Crucially, communicating effectively, in ways that connect with a client’s depth of understanding and emotional state builds trust, something profoundly lacking in our industry especially in light of the recent revelations from CBA and Macquarie. A recent survey across 30 countries asked people which of 15 industry sectors they trusted. Finance was ranked dead last; only 50% said they trusted it (ie, ‘us’). (The IT sector was top ranked with 77%.) At a conference of financial advisers and planners I asked the audience for a visceral reaction to “Can most people be trusted?” 63% said ‘yes’. To the question “Can most people in finance be trusted?” the ‘yes’ vote dropped to 56%. We don’t trust each-other. Yet trust is (almost) all we have. Not only are our investment theories weak and our empirical data limited but the deadly confluence of informational asymmetry and low signal/noise ratios mean that quality can never be tested.

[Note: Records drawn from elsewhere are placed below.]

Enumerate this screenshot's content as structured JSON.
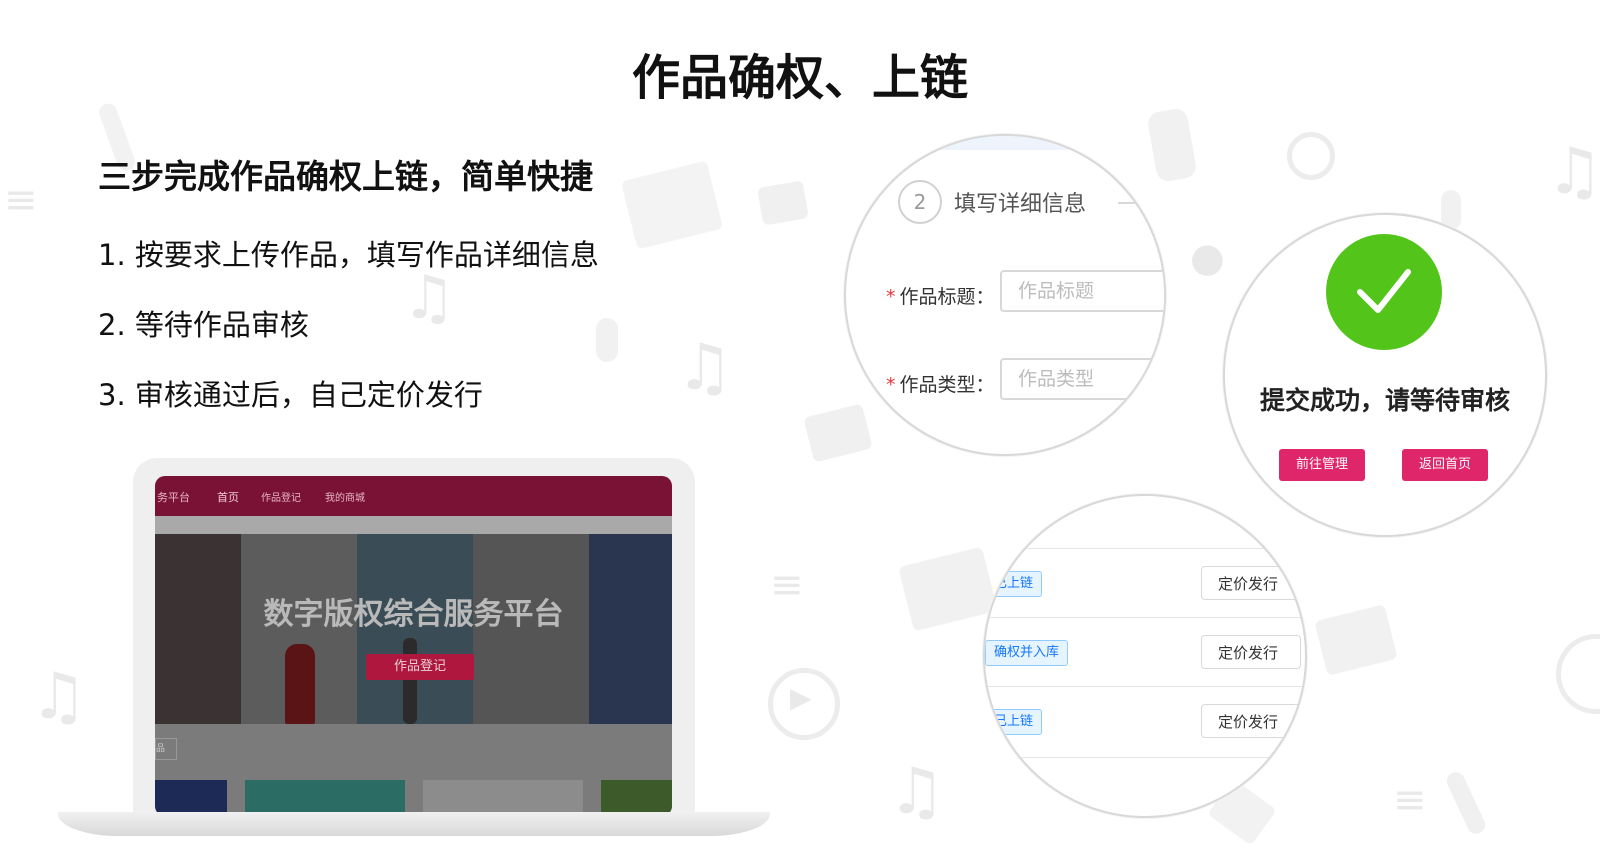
{
  "title": "作品确权、上链",
  "subtitle": "三步完成作品确权上链，简单快捷",
  "steps": [
    "1. 按要求上传作品，填写作品详细信息",
    "2. 等待作品审核",
    "3. 审核通过后，自己定价发行"
  ],
  "laptop": {
    "nav": {
      "brand": "务平台",
      "items": [
        "首页",
        "作品登记",
        "我的商城"
      ]
    },
    "banner_title": "数字版权综合服务平台",
    "banner_button": "作品登记",
    "section_label": "品"
  },
  "form_circle": {
    "step_number": "2",
    "step_title": "填写详细信息",
    "fields": [
      {
        "label": "作品标题：",
        "placeholder": "作品标题"
      },
      {
        "label": "作品类型：",
        "placeholder": "作品类型"
      }
    ]
  },
  "success_circle": {
    "message": "提交成功，请等待审核",
    "buttons": [
      "前往管理",
      "返回首页"
    ],
    "check_color": "#52c41a",
    "button_color": "#e0266a"
  },
  "list_circle": {
    "rows": [
      {
        "tag": "已上链",
        "action": "定价发行"
      },
      {
        "tag": "确权并入库",
        "action": "定价发行"
      },
      {
        "tag": "已上链",
        "action": "定价发行"
      }
    ]
  }
}
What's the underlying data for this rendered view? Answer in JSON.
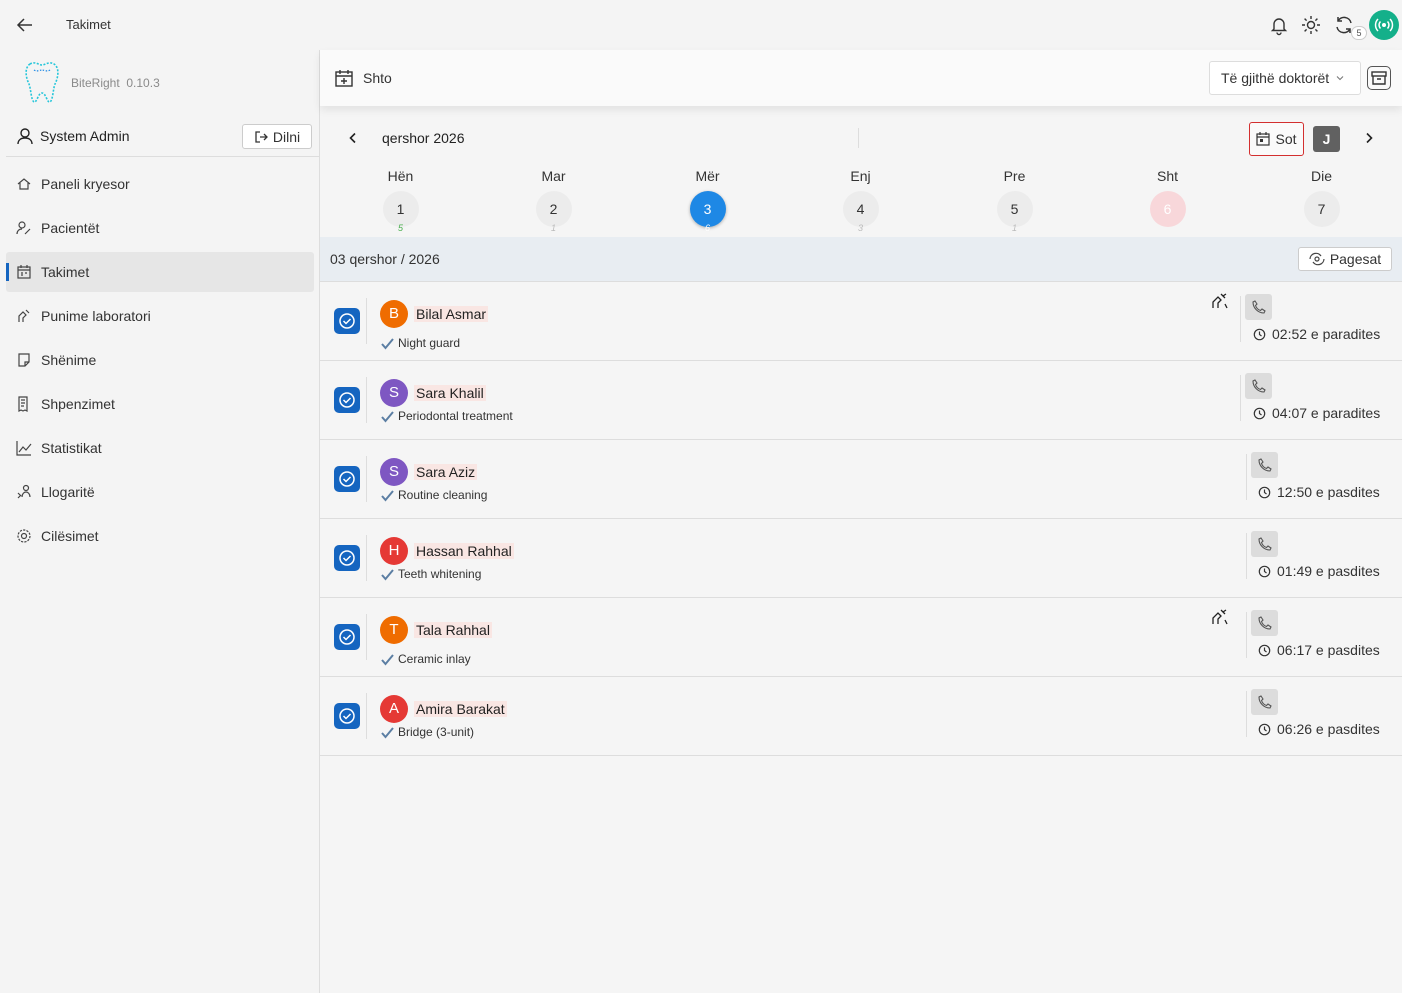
{
  "topbar": {
    "title": "Takimet",
    "sync_count": "5"
  },
  "sidebar": {
    "app_name": "BiteRight",
    "version": "0.10.3",
    "user_name": "System Admin",
    "logout_label": "Dilni",
    "items": [
      {
        "label": "Paneli kryesor",
        "icon": "home-icon"
      },
      {
        "label": "Pacientët",
        "icon": "users-icon"
      },
      {
        "label": "Takimet",
        "icon": "calendar-icon"
      },
      {
        "label": "Punime laboratori",
        "icon": "lab-icon"
      },
      {
        "label": "Shënime",
        "icon": "note-icon"
      },
      {
        "label": "Shpenzimet",
        "icon": "receipt-icon"
      },
      {
        "label": "Statistikat",
        "icon": "chart-icon"
      },
      {
        "label": "Llogaritë",
        "icon": "accounts-icon"
      },
      {
        "label": "Cilësimet",
        "icon": "gear-icon"
      }
    ]
  },
  "toolbar": {
    "add_label": "Shto",
    "doctor_select": "Të gjithë doktorët"
  },
  "calendar": {
    "month_label": "qershor 2026",
    "today_label": "Sot",
    "view_label": "J",
    "days": [
      {
        "name": "Hën",
        "num": "1",
        "count": "5"
      },
      {
        "name": "Mar",
        "num": "2",
        "count": "1"
      },
      {
        "name": "Mër",
        "num": "3",
        "count": "6"
      },
      {
        "name": "Enj",
        "num": "4",
        "count": "3"
      },
      {
        "name": "Pre",
        "num": "5",
        "count": "1"
      },
      {
        "name": "Sht",
        "num": "6",
        "count": ""
      },
      {
        "name": "Die",
        "num": "7",
        "count": ""
      }
    ]
  },
  "date_bar": {
    "date": "03 qershor / 2026",
    "payments_label": "Pagesat"
  },
  "appointments": [
    {
      "initial": "B",
      "name": "Bilal Asmar",
      "treatment": "Night guard",
      "time": "02:52 e paradites",
      "avatar_color": "#ef6c00",
      "lab": true
    },
    {
      "initial": "S",
      "name": "Sara Khalil",
      "treatment": "Periodontal treatment",
      "time": "04:07 e paradites",
      "avatar_color": "#7e57c2",
      "lab": false
    },
    {
      "initial": "S",
      "name": "Sara Aziz",
      "treatment": "Routine cleaning",
      "time": "12:50 e pasdites",
      "avatar_color": "#7e57c2",
      "lab": false
    },
    {
      "initial": "H",
      "name": "Hassan Rahhal",
      "treatment": "Teeth whitening",
      "time": "01:49 e pasdites",
      "avatar_color": "#e53935",
      "lab": false
    },
    {
      "initial": "T",
      "name": "Tala Rahhal",
      "treatment": "Ceramic inlay",
      "time": "06:17 e pasdites",
      "avatar_color": "#ef6c00",
      "lab": true
    },
    {
      "initial": "A",
      "name": "Amira Barakat",
      "treatment": "Bridge (3-unit)",
      "time": "06:26 e pasdites",
      "avatar_color": "#e53935",
      "lab": false
    }
  ]
}
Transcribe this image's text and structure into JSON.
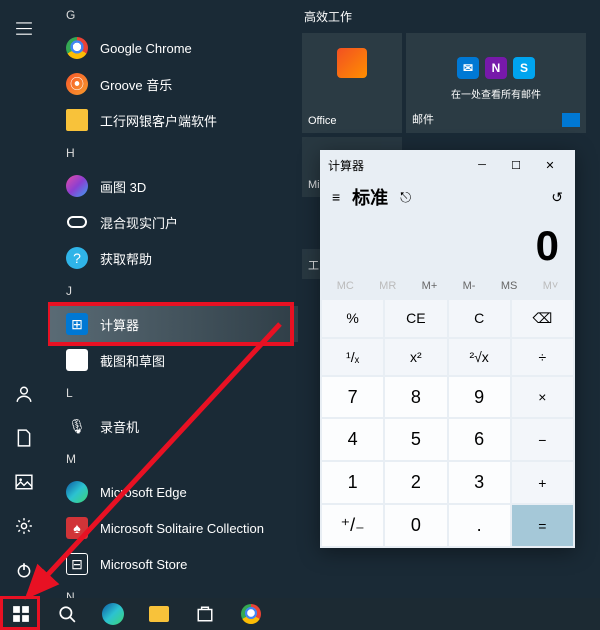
{
  "rail": {
    "menu": "menu",
    "user": "user",
    "docs": "docs",
    "pics": "pics",
    "settings": "settings",
    "power": "power"
  },
  "apps": {
    "G": "G",
    "chrome": "Google Chrome",
    "groove": "Groove 音乐",
    "icbc": "工行网银客户端软件",
    "H": "H",
    "paint3d": "画图 3D",
    "mr": "混合现实门户",
    "help": "获取帮助",
    "J": "J",
    "calc": "计算器",
    "snip": "截图和草图",
    "L": "L",
    "recorder": "录音机",
    "M": "M",
    "edge": "Microsoft Edge",
    "solitaire": "Microsoft Solitaire Collection",
    "store": "Microsoft Store",
    "N": "N"
  },
  "tiles": {
    "header": "高效工作",
    "office": "Office",
    "mail_title": "邮件",
    "mail_sub": "在一处查看所有邮件",
    "mi": "Mi",
    "gong": "工"
  },
  "calc": {
    "title": "计算器",
    "mode": "标准",
    "display": "0",
    "mem": {
      "mc": "MC",
      "mr": "MR",
      "mplus": "M+",
      "mminus": "M-",
      "ms": "MS",
      "mlist": "M˅"
    },
    "row1": {
      "a": "%",
      "b": "CE",
      "c": "C",
      "d": "⌫"
    },
    "row2": {
      "a": "¹/ₓ",
      "b": "x²",
      "c": "²√x",
      "d": "÷"
    },
    "row3": {
      "a": "7",
      "b": "8",
      "c": "9",
      "d": "×"
    },
    "row4": {
      "a": "4",
      "b": "5",
      "c": "6",
      "d": "−"
    },
    "row5": {
      "a": "1",
      "b": "2",
      "c": "3",
      "d": "+"
    },
    "row6": {
      "a": "⁺/₋",
      "b": "0",
      "c": ".",
      "d": "="
    }
  }
}
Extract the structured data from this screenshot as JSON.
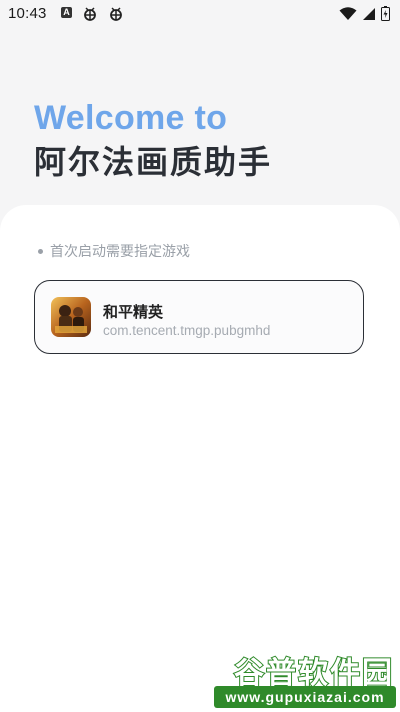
{
  "status_bar": {
    "time": "10:43",
    "left_icons": [
      "a-icon",
      "bug-icon",
      "bug-icon"
    ],
    "right_icons": [
      "wifi-icon",
      "signal-icon",
      "battery-charging-icon"
    ]
  },
  "header": {
    "welcome": "Welcome to",
    "app_name": "阿尔法画质助手"
  },
  "main": {
    "hint": "首次启动需要指定游戏",
    "game": {
      "title": "和平精英",
      "package": "com.tencent.tmgp.pubgmhd",
      "icon": "game-icon"
    }
  },
  "watermark": {
    "text": "谷普软件园",
    "url": "www.gupuxiazai.com"
  },
  "colors": {
    "accent": "#6fa6ea",
    "title": "#2b2f36",
    "muted": "#9aa0a8",
    "watermark_green": "#2f8a2a"
  }
}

Honest, jargon-lite, non-patronising, communication that connects with someone’s cognitive and emotive states requires an investment in thought, sensitivity and time. The best advisers do so invest and reap substantial payoffs from effective communication. We should learn from them.
Dr Jack Gray is a Director at the Paul Woolley Centre for Capital Market Dysfunctionality, Faculty of Business, University of Technology, Sydney, and was recently voted one of the Top 10 most influential academics in the world for institutional investing.